Background: Adults with cardiovascular disease risk factors (CVRFs) are also at increased risk of developing cognitive decline and dementia. However, it is often difficult to study the relationships between CVRFs and cognitive function because cognitive assessment typically requires time-consuming in-person neuropsychological evaluations that may not be feasible for real-world situations.
Objective: We conducted a proof-of-concept study to determine if the association between CVRFs and cognitive function could be detected using web-based, self-administered cognitive tasks and CVRF assessment.
Methods: We recruited 239 participants aged ≥50 years (mean age 62.7 years, SD 8.8; 42.7% [n=102] female, 88.7% [n=212] White) who were enrolled in the Health eHeart Study, a web-based platform focused on cardiac disease. The participants self-reported CVRFs (hypertension, high cholesterol, diabetes, and atrial fibrillation) using web-based health surveys between August 2016 and July 2018. After an average of 3 years of follow-up, we remotely evaluated episodic memory, working memory, and executive function via the web-based Posit Science platform, BrainHQ. Raw data were normalized and averaged into 3 domain scores. We used linear regression models to examine the association between CVRFs and cognitive function.
Results: CVRF prevalence was 62.8% (n=150) for high cholesterol, 45.2% (n=108) for hypertension, 10.9% (n=26) for atrial fibrillation, and 7.5% (n=18) for diabetes. In multivariable models, atrial fibrillation was associated with worse working memory (β=-.51, 95% CI -0.91 to -0.11) and worse episodic memory (β=-.31, 95% CI -0.59 to -0.04); hypertension was associated with worse episodic memory (β=-.27, 95% CI -0.44 to -0.11). Diabetes and high cholesterol were not associated with cognitive performance.

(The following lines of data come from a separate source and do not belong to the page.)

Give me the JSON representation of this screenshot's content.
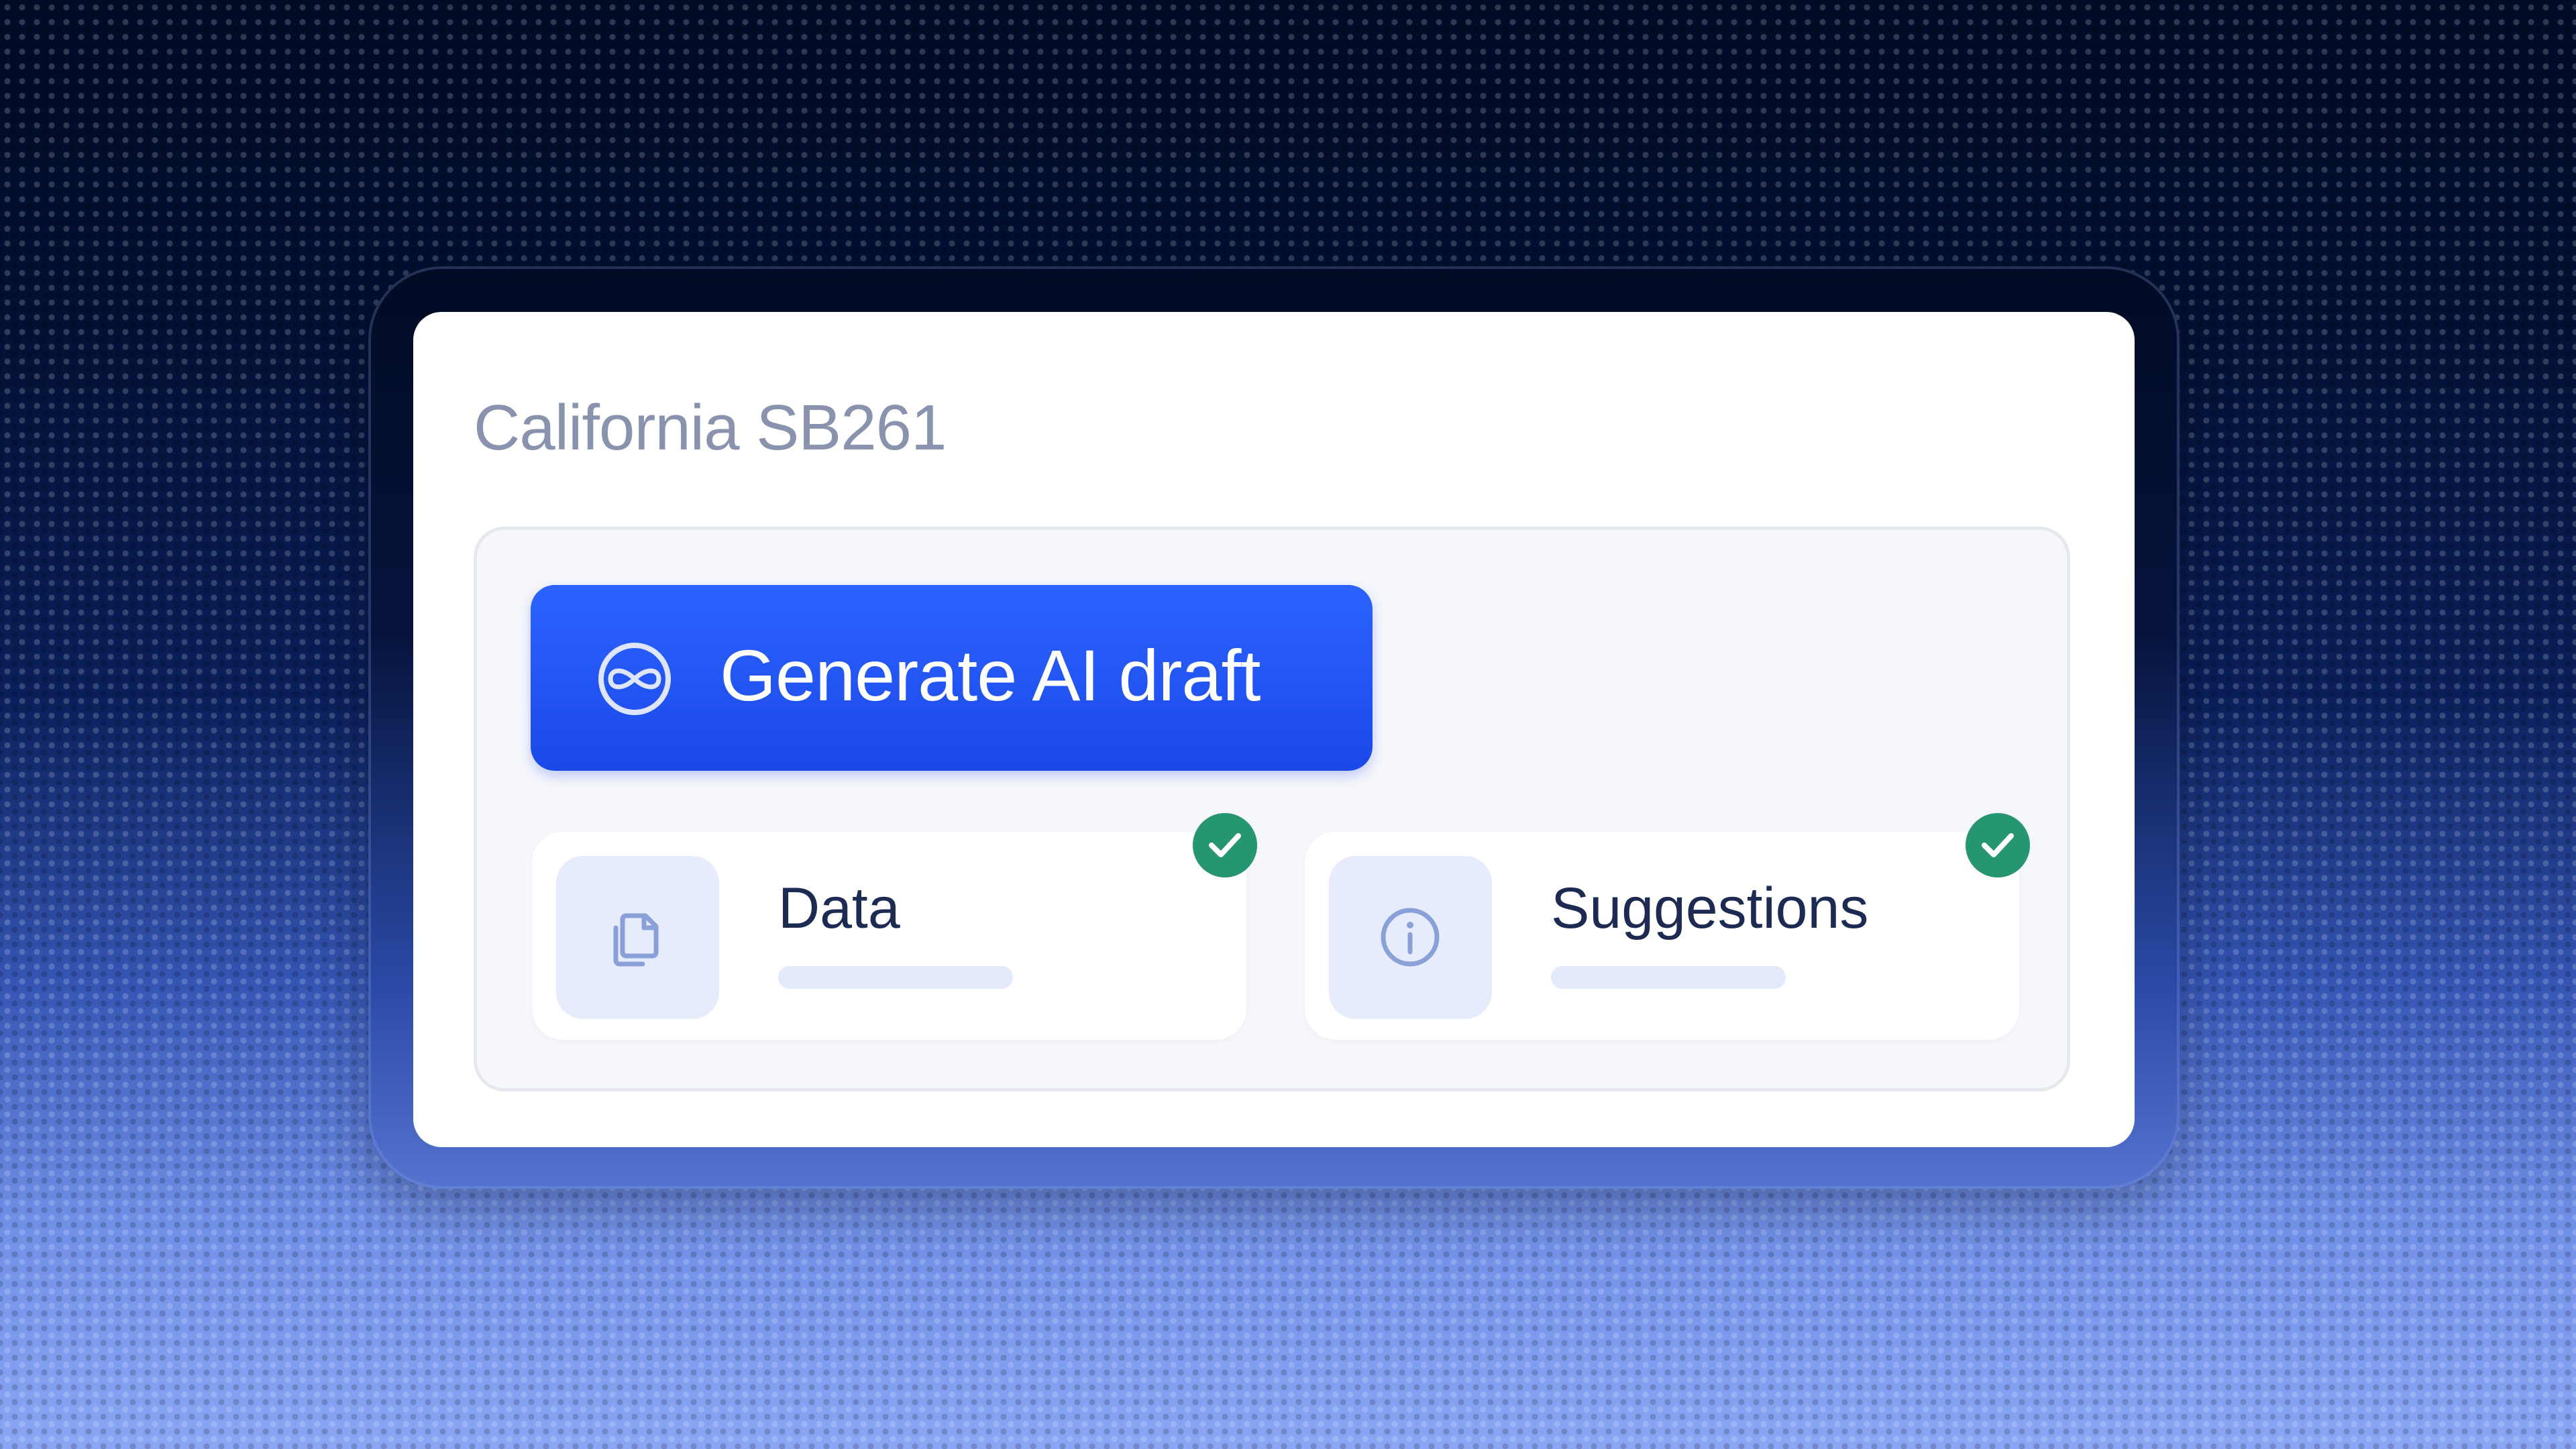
{
  "panel": {
    "title": "California SB261"
  },
  "generate_button": {
    "label": "Generate AI draft",
    "icon": "infinity-circle-icon"
  },
  "cards": [
    {
      "label": "Data",
      "icon": "document-copy-icon",
      "status": "complete",
      "status_icon": "check-icon"
    },
    {
      "label": "Suggestions",
      "icon": "info-icon",
      "status": "complete",
      "status_icon": "check-icon"
    }
  ],
  "colors": {
    "accent": "#2c63ff",
    "success": "#25966f",
    "title_text": "#8a93ad",
    "card_text": "#1d2a52",
    "background_dark": "#020b26",
    "background_light": "#8aa6f4"
  }
}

Conclusions: Self-administered web-based tools can be used to detect both CVRFs and cognitive health. We observed that atrial fibrillation and hypertension were associated with worse cognitive function even in those in their 60s and 70s. The potential of mobile assessments to detect risk factors for cognitive aging merits further investigation.

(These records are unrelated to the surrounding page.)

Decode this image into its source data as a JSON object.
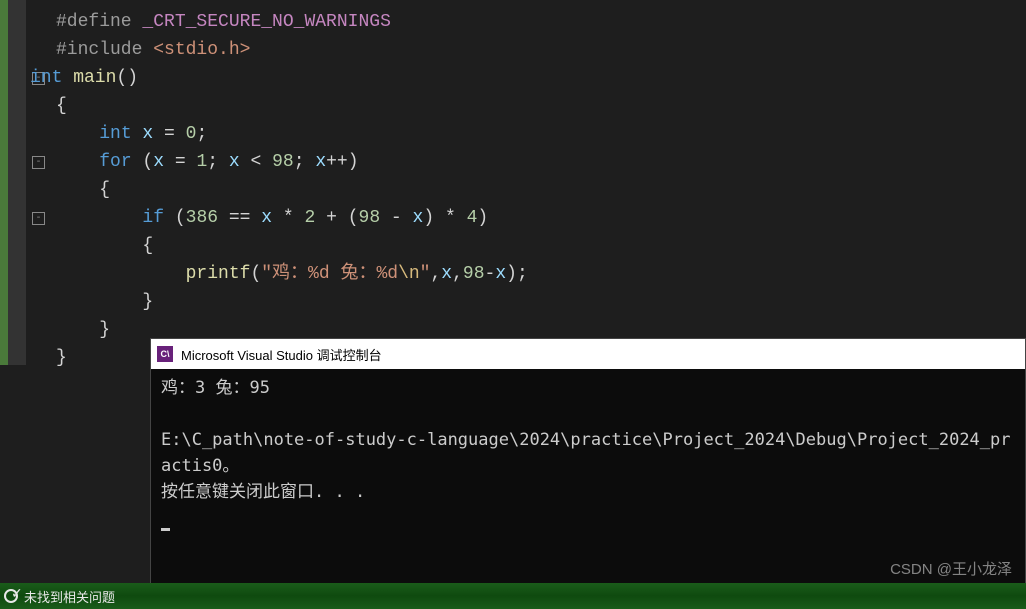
{
  "code": {
    "l1_define": "#define",
    "l1_macro": " _CRT_SECURE_NO_WARNINGS",
    "l2_include": "#include",
    "l2_angle_open": " <",
    "l2_header": "stdio.h",
    "l2_angle_close": ">",
    "l3_int": "int",
    "l3_main": " main",
    "l3_parens": "()",
    "l4_brace": "{",
    "l5_int": "int",
    "l5_x": " x",
    "l5_eq": " = ",
    "l5_zero": "0",
    "l5_semi": ";",
    "l6_for": "for",
    "l6_po": " (",
    "l6_x1": "x",
    "l6_eq1": " = ",
    "l6_one": "1",
    "l6_semi1": "; ",
    "l6_x2": "x",
    "l6_lt": " < ",
    "l6_98": "98",
    "l6_semi2": "; ",
    "l6_x3": "x",
    "l6_inc": "++)",
    "l7_brace": "{",
    "l8_if": "if",
    "l8_po": " (",
    "l8_386": "386",
    "l8_eq": " == ",
    "l8_x1": "x",
    "l8_m2": " * ",
    "l8_two": "2",
    "l8_plus": " + (",
    "l8_98": "98",
    "l8_minus": " - ",
    "l8_x2": "x",
    "l8_cpm": ") * ",
    "l8_four": "4",
    "l8_cp": ")",
    "l9_brace": "{",
    "l10_printf": "printf",
    "l10_po": "(",
    "l10_str_open": "\"鸡：%d 兔：%d",
    "l10_esc": "\\n",
    "l10_str_close": "\"",
    "l10_comma": ",",
    "l10_x": "x",
    "l10_comma2": ",",
    "l10_98": "98",
    "l10_minus": "-",
    "l10_x2": "x",
    "l10_end": ");",
    "l11_brace": "}",
    "l12_brace": "}",
    "l13_brace": "}"
  },
  "console": {
    "title": "Microsoft Visual Studio 调试控制台",
    "line1": "鸡：3 兔：95",
    "line2": "E:\\C_path\\note-of-study-c-language\\2024\\practice\\Project_2024\\Debug\\Project_2024_practis0。",
    "line3": "按任意键关闭此窗口. . ."
  },
  "statusbar": {
    "text": "未找到相关问题"
  },
  "watermark": "CSDN @王小龙泽"
}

Keywords: aging; cardiovascular; cognition; cognitive impairment; digital health; eHealth; internet; mHealth; mobile health; remote cognitive assessment; risk factors.

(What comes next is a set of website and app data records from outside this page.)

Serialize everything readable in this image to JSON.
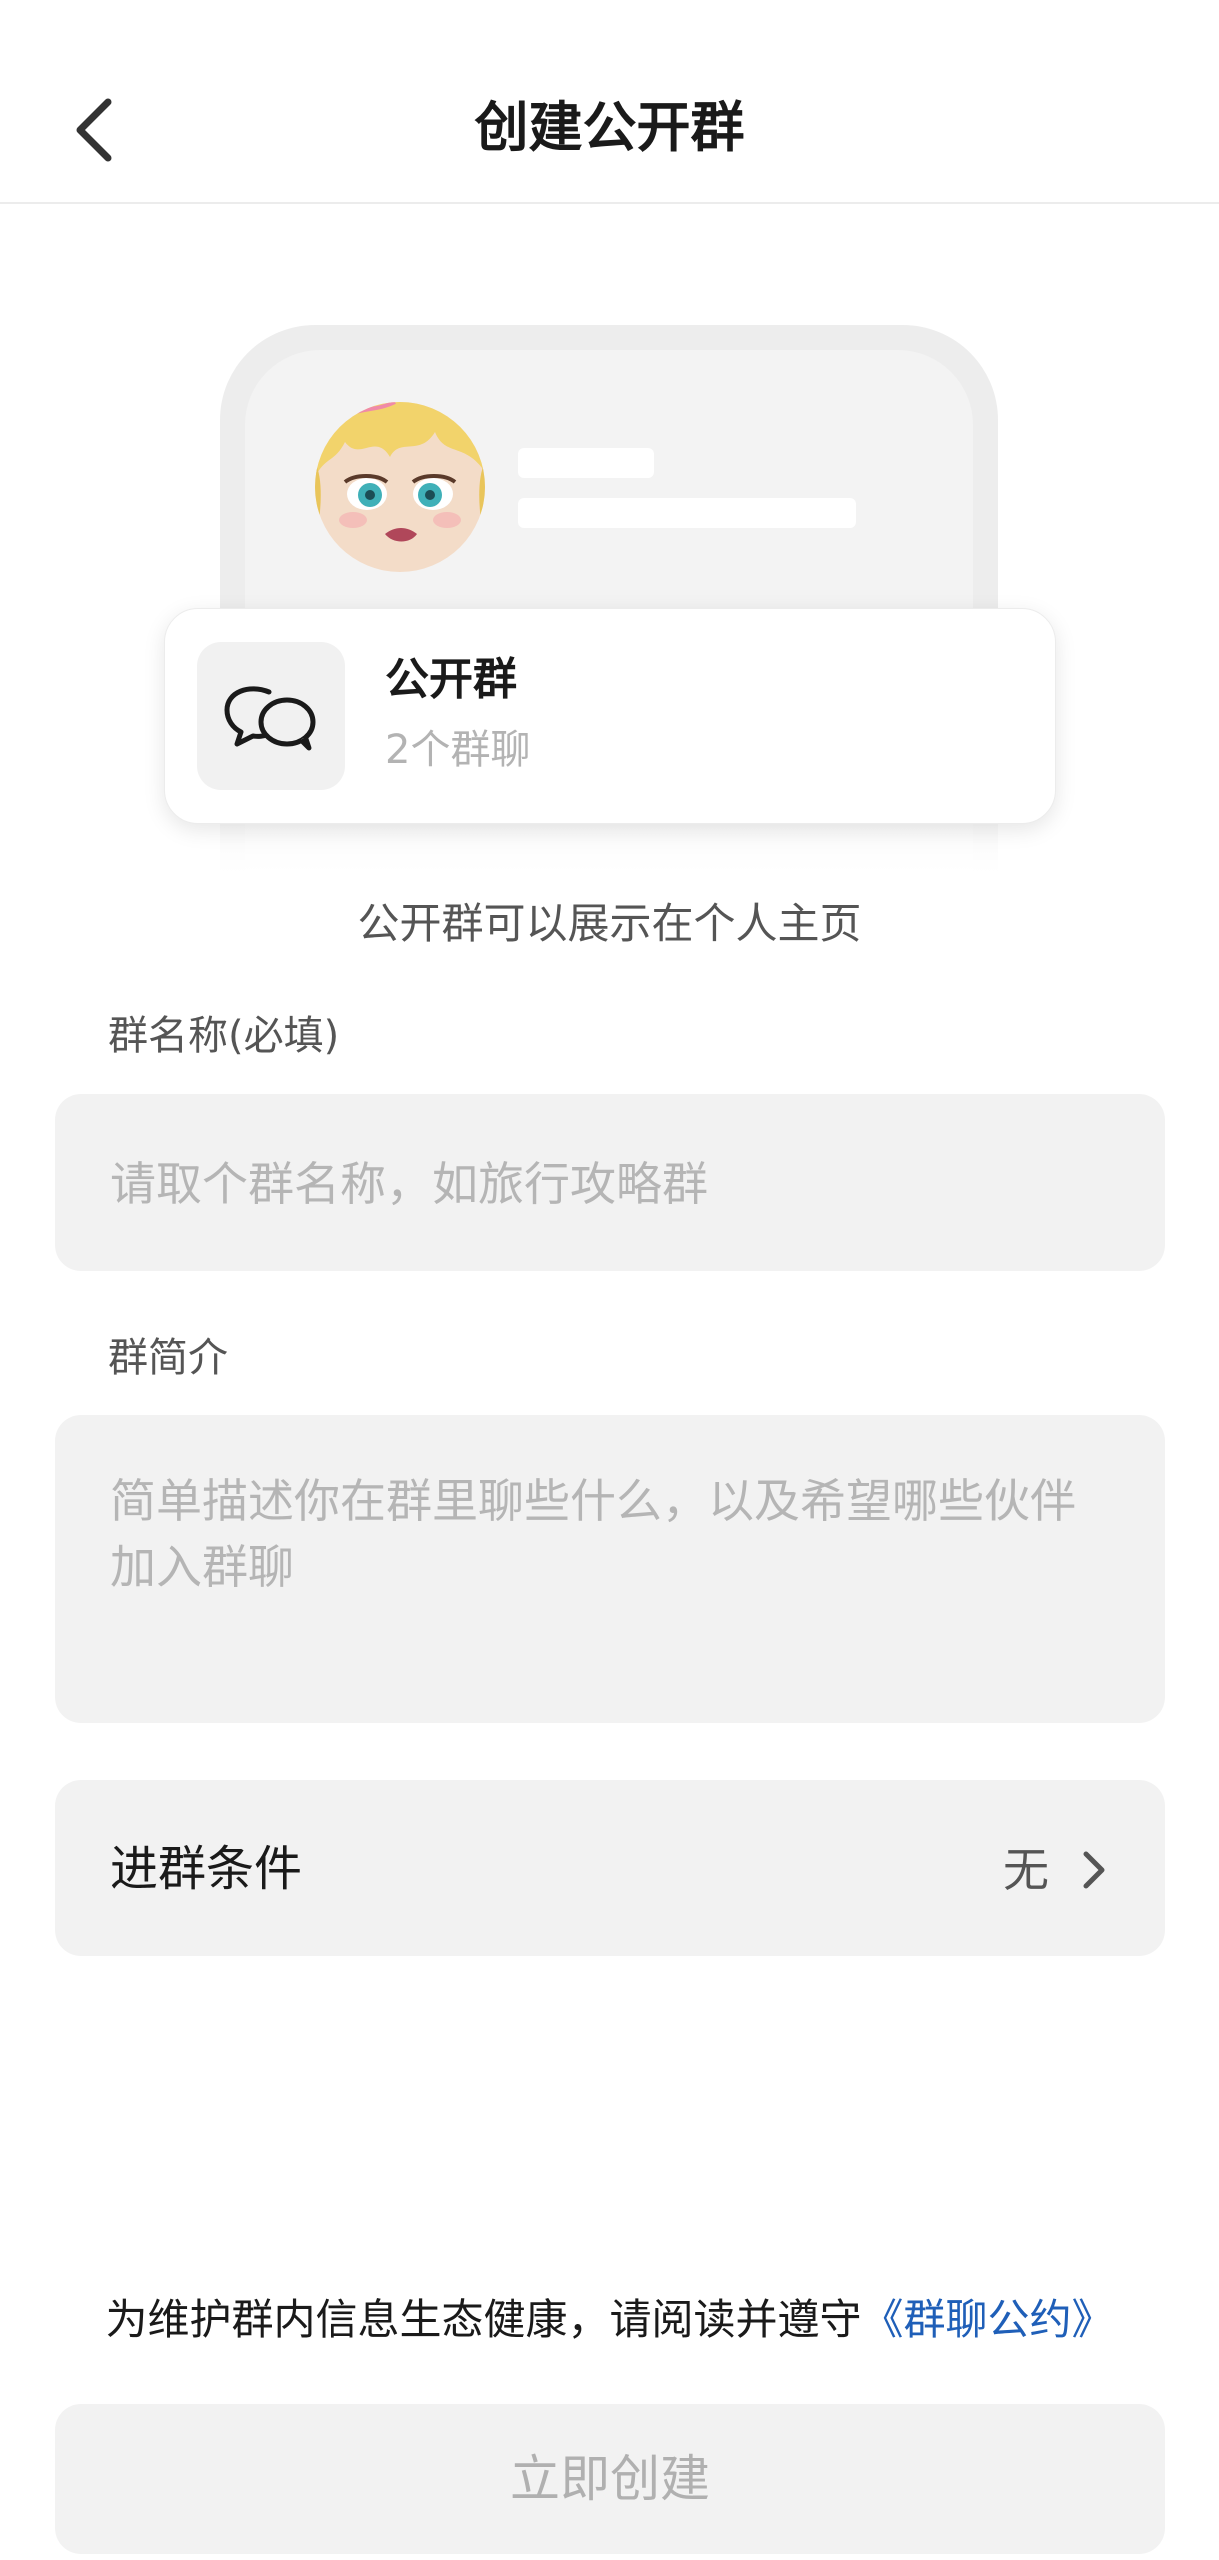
{
  "header": {
    "title": "创建公开群",
    "back_icon": "chevron-left-icon"
  },
  "preview": {
    "group_icon": "chat-bubbles-icon",
    "group_title": "公开群",
    "group_subtitle": "2个群聊",
    "intro_text": "公开群可以展示在个人主页"
  },
  "form": {
    "name_label": "群名称(必填)",
    "name_placeholder": "请取个群名称，如旅行攻略群",
    "intro_label": "群简介",
    "intro_placeholder": "简单描述你在群里聊些什么，以及希望哪些伙伴加入群聊",
    "condition_label": "进群条件",
    "condition_value": "无"
  },
  "footer": {
    "notice_text": "为维护群内信息生态健康，请阅读并遵守",
    "notice_link": "《群聊公约》",
    "create_label": "立即创建"
  },
  "colors": {
    "link": "#1f5fb8",
    "field_background": "#f2f2f2",
    "disabled_text": "#b0b0b0"
  }
}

©Jennifer A Eastman, Allison R Kaup, Amber L Bahorik, Xochitl Butcher, Mouna Attarha, Gregory M Marcus, Mark J Pletcher, Jeffrey E Olgin, Deborah E Barnes, Kristine Yaffe. Originally published in JMIR Formative Research (https://formative.jmir.org), 02.02.2022.